Block on Trump's Asylum Ban Upheld by Supreme Court
Rarely do you see judges use harsh language towards each other in opinions. You'll see phrases like "respectfully dissent," along with a lot of deferential disagreement, but rarely will you see descriptors like, "astonishing," "outrageous," and "totally unfounded" tossed back-and-forth to describe each other's conclusions.
But that's exactly what we have here, in an otherwise unremarkable sentencing case involving an undocumented immigrant who made an illegal reentry after being deported for a domestic violence conviction. Senior Judge Peter Fay and Obama-appointee Judge Beverly Martin exchanged verbal jabs after Judge Martin, in dissent, accused the circuit court of only deferring to state courts' interpretations of law when it favored stiffer sentences.
An Otherwise Ordinary Case: Enhanced Sentence for Violent Offender
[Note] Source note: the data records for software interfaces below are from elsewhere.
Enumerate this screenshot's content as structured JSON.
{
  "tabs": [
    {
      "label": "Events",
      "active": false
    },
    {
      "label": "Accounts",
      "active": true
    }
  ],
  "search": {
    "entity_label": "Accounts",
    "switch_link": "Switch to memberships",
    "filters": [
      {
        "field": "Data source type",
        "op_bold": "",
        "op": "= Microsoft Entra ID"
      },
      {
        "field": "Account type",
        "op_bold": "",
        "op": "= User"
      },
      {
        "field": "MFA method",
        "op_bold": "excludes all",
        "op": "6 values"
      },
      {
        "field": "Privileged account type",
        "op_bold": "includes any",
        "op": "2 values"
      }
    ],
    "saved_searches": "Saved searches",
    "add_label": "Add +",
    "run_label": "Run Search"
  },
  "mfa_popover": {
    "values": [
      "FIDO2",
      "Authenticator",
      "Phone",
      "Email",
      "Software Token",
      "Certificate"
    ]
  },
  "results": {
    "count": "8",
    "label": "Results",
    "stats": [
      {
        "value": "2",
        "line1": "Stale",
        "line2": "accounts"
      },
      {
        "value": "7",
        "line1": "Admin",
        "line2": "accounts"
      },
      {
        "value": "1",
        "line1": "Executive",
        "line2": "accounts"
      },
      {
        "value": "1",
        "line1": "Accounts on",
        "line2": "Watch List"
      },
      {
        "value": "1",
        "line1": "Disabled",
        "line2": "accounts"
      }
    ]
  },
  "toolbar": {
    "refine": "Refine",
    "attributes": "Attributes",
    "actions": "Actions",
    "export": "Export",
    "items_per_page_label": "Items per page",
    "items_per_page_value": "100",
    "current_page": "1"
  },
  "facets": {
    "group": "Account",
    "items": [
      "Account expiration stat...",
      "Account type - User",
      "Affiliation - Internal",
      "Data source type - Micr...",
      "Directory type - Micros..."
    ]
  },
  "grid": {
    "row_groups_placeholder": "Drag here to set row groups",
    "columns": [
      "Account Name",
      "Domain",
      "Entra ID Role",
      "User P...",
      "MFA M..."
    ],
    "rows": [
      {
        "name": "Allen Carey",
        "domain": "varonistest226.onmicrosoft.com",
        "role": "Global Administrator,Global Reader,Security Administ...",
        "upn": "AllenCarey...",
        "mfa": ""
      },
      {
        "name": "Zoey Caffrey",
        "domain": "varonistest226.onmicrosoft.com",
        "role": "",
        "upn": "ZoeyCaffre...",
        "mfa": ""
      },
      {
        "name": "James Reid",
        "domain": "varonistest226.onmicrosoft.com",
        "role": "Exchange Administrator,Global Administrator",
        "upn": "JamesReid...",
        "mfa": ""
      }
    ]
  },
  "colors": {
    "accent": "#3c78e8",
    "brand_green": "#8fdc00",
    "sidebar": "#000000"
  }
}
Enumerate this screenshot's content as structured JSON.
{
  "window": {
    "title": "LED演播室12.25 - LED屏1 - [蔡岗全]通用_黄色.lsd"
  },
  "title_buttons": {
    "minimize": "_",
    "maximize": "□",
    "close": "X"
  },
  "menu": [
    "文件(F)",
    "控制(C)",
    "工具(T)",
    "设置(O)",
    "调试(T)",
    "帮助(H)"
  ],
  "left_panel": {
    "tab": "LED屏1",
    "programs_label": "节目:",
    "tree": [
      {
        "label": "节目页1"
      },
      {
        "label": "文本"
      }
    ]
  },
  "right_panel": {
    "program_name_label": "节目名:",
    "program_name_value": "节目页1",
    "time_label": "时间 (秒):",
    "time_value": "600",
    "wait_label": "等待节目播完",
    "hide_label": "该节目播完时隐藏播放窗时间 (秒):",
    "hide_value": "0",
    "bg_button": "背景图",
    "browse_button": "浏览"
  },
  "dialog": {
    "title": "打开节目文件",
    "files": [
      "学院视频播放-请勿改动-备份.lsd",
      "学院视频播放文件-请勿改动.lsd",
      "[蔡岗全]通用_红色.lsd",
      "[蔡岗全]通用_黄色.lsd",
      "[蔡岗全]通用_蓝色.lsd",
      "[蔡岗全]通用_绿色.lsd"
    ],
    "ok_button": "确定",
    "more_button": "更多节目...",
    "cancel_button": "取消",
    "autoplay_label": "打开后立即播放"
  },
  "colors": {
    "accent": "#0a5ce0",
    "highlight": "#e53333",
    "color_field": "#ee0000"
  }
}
A defendant who has illegally reentered the United States faces an enhanced penalty if he or she has previously been convicted of an "aggravated felony," defined as a crime of violence for which the term of imprisonment is at least one year.
Roberto Garza-Mendez, a Mexican citizen raised largely in the Atlanta area, was convicted of violating a Georgia family violence statute in 2007 after he struck his girlfriend. The sentence, on paper, was for 12 months in jail, but the judge allowed Garza-Mendez to serve only 30 hours in prison, with the remainder served via probation.
The statue indicates that suspended sentences don't change the outcome: if the paper says 12 months or more, it counts. Probation, however, is a different story, and does not count towards the 12-month mark.
Garza-Mendez's attorney cleverly went to the state court and had a different state judge issue a written interpretation of what the sentence was: 30 hours of jail time, followed by about 12 months of probation.
The district court didn't buy it, nor did the majority here.
"[T]he August 30, 2007, sentence could not be any clearer -- Garza-Mendez was sentenced to '12 months' of 'confinement,' despite the subsequent state judge's interpretation ... This was the sentence imposed irrespective of any suspension of the confinement term."
The plain text of the sentence (and statute) controls, and must be taken, on face value, to see if it triggers the enhancement.
As Judge Fay notes, "The original state sentence plainly speaks for itself but then must be interpreted under federal law in federal court concerning a federal crime." In other words, no deference is due to a "strategically timed," clarification order by a judge who wasn't even involved in the original case.
Judge Martin: You Only Defer to State Courts When it Hurts Defendants
Emphasizing the fact that attacking or clarifying a state court sentence in federal court was explicitly forbidden, and that defendants are actually supposed to go to state courts for clarifications, Judge Martin took to the offensive:
"[T]he Majority's lack of deference here is striking because, in my experience, it has always been the practice of this Court to exercise great deference to State Court judgments in criminal cases, especially when comity bars defendants from obtaining relief in federal court. Surely it is true that equal justice requires us to show deference and comity to State Court judgments in all situations, whether it serves to help or hurt a defendant in our Court."
Judge Fay was not pleased by the allegations and insinuations, calling them, "off the mark," and stating, "The dissent's charges impugning the integrity of our court are both outrageous and totally unfounded." He also noted, quite logically, that when defense to state court opinions helps defendants, "the overwhelming probabilities are there would be no appeals."